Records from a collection
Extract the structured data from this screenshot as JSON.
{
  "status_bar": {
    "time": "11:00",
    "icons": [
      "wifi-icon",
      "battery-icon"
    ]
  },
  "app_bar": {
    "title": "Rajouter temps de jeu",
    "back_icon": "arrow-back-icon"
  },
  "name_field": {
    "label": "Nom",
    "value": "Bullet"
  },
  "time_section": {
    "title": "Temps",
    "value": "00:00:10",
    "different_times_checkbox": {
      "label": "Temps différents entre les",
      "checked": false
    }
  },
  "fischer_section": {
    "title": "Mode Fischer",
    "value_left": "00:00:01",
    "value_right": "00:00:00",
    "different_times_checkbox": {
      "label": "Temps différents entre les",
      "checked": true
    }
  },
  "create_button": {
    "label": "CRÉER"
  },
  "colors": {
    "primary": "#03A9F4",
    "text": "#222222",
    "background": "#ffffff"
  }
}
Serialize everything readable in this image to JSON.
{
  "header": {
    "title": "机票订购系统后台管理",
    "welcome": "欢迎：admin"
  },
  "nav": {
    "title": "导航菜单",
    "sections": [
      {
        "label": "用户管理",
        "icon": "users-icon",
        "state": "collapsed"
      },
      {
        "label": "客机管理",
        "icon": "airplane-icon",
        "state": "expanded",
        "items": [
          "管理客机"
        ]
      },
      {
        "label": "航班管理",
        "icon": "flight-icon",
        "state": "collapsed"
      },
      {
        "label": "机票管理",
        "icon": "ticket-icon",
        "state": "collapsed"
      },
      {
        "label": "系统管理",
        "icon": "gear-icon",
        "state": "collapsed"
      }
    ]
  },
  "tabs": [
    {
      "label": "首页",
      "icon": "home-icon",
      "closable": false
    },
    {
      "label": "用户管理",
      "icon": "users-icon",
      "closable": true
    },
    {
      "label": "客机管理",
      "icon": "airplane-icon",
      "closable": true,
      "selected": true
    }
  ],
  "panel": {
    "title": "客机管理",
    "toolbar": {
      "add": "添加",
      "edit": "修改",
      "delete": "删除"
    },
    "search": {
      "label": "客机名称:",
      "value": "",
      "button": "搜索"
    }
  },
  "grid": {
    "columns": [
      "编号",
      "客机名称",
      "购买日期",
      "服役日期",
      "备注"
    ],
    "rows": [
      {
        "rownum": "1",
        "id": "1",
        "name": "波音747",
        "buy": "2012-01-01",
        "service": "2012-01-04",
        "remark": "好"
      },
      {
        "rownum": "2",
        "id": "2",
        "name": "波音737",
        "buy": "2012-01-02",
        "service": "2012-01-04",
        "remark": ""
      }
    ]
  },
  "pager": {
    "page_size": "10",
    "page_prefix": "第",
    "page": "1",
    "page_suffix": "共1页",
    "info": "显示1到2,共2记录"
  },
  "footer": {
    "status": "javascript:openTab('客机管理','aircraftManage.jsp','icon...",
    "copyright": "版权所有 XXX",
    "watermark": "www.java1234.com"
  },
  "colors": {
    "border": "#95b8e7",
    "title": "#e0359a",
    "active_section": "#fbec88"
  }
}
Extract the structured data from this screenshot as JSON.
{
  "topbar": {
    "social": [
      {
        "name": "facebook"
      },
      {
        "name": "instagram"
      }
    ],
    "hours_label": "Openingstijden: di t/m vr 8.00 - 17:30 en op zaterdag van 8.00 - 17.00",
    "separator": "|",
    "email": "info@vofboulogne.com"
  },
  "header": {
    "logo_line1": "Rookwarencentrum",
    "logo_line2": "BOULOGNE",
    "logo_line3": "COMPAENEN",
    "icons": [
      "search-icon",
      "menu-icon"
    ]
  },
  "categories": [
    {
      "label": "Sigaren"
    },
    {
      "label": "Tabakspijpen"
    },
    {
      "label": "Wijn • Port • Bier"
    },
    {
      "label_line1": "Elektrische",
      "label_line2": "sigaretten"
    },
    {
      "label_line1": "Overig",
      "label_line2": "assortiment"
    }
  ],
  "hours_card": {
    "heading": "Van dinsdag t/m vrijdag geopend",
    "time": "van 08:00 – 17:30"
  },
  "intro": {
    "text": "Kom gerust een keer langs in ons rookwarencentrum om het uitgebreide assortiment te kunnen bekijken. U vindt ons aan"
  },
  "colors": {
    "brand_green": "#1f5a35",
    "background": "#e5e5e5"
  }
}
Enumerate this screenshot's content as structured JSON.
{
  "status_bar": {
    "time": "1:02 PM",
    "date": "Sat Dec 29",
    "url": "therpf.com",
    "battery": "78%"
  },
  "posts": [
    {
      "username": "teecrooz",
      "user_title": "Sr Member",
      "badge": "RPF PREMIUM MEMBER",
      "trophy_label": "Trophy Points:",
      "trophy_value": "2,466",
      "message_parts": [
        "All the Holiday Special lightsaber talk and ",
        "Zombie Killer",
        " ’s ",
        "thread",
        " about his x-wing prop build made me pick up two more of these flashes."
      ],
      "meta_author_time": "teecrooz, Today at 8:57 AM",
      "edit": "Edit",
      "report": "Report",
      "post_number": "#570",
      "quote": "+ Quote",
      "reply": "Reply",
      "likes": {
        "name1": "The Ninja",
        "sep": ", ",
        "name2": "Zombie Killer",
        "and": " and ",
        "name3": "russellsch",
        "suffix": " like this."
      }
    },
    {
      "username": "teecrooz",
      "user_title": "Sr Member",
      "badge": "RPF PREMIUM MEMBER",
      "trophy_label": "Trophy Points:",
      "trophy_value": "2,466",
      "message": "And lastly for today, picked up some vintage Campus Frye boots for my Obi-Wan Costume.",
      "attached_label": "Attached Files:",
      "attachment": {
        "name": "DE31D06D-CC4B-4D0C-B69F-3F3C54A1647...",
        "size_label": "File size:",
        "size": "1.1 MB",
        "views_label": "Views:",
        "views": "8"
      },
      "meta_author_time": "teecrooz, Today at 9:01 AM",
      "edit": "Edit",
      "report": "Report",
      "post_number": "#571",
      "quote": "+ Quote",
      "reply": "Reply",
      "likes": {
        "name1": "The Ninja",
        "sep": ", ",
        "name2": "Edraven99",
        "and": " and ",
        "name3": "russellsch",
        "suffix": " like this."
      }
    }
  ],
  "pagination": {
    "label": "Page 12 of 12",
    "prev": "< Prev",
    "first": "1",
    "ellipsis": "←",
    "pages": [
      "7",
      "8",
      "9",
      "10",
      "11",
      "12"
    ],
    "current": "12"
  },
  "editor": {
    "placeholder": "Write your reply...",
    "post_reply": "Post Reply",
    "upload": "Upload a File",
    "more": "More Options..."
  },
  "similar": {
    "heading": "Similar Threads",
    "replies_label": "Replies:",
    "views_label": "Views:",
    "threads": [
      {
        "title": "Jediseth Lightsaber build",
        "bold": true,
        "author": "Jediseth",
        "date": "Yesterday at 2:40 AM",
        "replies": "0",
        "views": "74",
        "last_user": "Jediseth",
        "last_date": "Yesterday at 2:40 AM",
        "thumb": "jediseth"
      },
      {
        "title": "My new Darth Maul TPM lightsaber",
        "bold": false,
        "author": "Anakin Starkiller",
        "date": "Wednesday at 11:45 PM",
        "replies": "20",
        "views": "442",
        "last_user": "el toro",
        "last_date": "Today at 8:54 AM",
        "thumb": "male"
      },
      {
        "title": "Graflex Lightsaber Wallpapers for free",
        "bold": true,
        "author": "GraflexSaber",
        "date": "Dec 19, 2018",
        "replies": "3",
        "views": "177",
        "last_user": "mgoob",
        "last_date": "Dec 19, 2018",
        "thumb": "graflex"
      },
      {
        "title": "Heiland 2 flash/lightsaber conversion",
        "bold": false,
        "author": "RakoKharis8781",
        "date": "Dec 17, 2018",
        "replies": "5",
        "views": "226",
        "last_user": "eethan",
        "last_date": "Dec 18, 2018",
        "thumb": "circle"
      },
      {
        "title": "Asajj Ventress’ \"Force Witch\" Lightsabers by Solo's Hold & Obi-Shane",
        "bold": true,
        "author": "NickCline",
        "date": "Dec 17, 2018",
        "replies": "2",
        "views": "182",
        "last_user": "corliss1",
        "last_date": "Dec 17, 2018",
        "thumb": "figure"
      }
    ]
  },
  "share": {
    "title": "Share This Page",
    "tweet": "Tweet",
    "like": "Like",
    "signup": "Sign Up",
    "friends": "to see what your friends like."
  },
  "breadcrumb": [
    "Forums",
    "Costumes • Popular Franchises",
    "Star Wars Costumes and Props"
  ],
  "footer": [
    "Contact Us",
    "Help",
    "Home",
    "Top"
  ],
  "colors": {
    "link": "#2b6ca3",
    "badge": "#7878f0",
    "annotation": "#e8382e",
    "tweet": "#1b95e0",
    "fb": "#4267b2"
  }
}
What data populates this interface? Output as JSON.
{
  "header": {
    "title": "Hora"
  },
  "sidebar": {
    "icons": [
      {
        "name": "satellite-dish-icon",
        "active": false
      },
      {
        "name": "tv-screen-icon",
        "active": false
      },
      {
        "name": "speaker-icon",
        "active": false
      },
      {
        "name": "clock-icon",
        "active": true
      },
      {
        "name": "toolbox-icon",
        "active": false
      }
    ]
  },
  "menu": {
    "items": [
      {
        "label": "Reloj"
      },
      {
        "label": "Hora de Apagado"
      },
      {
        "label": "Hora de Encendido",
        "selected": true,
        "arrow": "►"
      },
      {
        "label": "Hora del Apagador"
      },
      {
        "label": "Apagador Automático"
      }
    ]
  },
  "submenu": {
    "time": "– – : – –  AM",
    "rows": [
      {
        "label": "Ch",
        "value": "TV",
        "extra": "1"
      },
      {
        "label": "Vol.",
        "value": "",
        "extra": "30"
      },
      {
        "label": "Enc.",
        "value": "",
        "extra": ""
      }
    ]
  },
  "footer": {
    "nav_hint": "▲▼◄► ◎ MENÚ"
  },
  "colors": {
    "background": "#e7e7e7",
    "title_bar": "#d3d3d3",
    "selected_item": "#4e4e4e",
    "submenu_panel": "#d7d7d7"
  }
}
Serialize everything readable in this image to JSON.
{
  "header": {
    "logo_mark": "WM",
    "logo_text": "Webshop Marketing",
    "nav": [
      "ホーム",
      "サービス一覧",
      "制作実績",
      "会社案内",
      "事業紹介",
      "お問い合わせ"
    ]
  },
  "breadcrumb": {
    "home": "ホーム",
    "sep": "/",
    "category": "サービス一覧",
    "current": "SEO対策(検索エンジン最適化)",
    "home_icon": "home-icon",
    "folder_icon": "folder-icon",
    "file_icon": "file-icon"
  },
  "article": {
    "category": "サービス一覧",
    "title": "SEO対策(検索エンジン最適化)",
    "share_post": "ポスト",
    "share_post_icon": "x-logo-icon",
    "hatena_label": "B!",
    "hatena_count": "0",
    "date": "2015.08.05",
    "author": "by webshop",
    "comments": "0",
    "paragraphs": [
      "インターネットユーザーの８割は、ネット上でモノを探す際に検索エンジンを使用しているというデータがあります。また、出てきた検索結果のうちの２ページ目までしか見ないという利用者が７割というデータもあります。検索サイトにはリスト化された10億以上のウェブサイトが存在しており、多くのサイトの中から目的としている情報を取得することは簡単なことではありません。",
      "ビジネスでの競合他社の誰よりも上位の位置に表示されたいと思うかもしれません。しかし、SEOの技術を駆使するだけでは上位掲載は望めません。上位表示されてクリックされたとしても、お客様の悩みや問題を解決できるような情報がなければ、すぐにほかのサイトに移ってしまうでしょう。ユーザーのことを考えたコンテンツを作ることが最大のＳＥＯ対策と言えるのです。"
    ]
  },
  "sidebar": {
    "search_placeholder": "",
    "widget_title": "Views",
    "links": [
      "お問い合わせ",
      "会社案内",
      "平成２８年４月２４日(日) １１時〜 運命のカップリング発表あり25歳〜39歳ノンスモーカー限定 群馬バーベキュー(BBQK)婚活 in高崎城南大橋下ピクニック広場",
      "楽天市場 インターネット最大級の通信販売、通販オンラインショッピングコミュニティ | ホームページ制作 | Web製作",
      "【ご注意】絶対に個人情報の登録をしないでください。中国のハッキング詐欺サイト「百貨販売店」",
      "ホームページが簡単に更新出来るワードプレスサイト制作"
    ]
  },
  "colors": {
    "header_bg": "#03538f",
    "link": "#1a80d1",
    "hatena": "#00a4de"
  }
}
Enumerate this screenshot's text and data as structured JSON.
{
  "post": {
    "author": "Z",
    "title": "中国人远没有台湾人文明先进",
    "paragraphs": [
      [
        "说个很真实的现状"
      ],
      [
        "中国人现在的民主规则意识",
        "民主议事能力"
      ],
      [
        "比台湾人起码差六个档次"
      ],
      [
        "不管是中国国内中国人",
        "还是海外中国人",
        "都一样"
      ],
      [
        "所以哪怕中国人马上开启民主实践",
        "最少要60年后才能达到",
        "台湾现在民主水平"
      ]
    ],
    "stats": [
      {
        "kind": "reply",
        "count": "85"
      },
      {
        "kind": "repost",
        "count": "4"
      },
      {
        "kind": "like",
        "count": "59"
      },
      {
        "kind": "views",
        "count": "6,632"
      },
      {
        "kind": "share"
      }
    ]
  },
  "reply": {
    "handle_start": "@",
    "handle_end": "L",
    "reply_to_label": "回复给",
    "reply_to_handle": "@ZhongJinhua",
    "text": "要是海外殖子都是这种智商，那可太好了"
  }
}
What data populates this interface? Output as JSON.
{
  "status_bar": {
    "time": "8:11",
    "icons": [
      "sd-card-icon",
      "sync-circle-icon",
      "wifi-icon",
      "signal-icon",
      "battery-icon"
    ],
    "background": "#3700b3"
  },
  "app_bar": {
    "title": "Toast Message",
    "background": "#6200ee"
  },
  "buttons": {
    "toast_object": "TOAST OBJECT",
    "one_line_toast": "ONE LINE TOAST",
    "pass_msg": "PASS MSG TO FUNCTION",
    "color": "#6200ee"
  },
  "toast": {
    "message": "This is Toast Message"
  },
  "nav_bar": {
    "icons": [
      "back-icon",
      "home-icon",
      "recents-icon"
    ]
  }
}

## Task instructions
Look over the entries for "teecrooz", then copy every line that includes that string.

## Result for this exercise
      "username": "teecrooz",
      "meta_author_time": "teecrooz, Today at 8:57 AM",
      "username": "teecrooz",
      "meta_author_time": "teecrooz, Today at 9:01 AM",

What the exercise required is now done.